■ Exercise details:
The response has to be every entry, printed word for word.

■ Extracted material:
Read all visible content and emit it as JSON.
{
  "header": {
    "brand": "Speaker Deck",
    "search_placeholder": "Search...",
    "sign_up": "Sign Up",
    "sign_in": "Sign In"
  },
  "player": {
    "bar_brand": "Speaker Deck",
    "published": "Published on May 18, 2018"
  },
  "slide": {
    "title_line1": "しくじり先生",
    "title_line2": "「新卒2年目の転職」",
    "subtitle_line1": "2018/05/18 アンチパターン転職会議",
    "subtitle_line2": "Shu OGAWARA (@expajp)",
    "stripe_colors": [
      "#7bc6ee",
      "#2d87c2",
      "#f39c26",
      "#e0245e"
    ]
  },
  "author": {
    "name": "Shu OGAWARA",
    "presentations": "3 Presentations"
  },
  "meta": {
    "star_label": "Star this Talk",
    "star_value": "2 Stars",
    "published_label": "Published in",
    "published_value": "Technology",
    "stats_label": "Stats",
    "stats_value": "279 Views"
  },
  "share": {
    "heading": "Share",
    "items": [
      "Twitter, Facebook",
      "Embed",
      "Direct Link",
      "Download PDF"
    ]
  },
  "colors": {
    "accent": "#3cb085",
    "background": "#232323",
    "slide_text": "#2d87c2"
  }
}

■ Response for this exercise:
Read all visible content and emit it as JSON.
{
  "header": {
    "brand": "Speaker Deck",
    "search_placeholder": "Search...",
    "sign_up": "Sign Up",
    "sign_in": "Sign In"
  },
  "player": {
    "bar_brand": "Speaker Deck",
    "published": "Published on May 18, 2018"
  },
  "slide": {
    "title_line1": "しくじり先生",
    "title_line2": "「新卒2年目の転職」",
    "subtitle_line1": "2018/05/18 アンチパターン転職会議",
    "subtitle_line2": "Shu OGAWARA (@expajp)",
    "stripe_colors": [
      "#7bc6ee",
      "#2d87c2",
      "#f39c26",
      "#e0245e"
    ]
  },
  "author": {
    "name": "Shu OGAWARA",
    "presentations": "3 Presentations"
  },
  "meta": {
    "star_label": "Star this Talk",
    "star_value": "2 Stars",
    "published_label": "Published in",
    "published_value": "Technology",
    "stats_label": "Stats",
    "stats_value": "279 Views"
  },
  "share": {
    "heading": "Share",
    "items": [
      "Twitter, Facebook",
      "Embed",
      "Direct Link",
      "Download PDF"
    ]
  },
  "colors": {
    "accent": "#3cb085",
    "background": "#232323",
    "slide_text": "#2d87c2"
  }
}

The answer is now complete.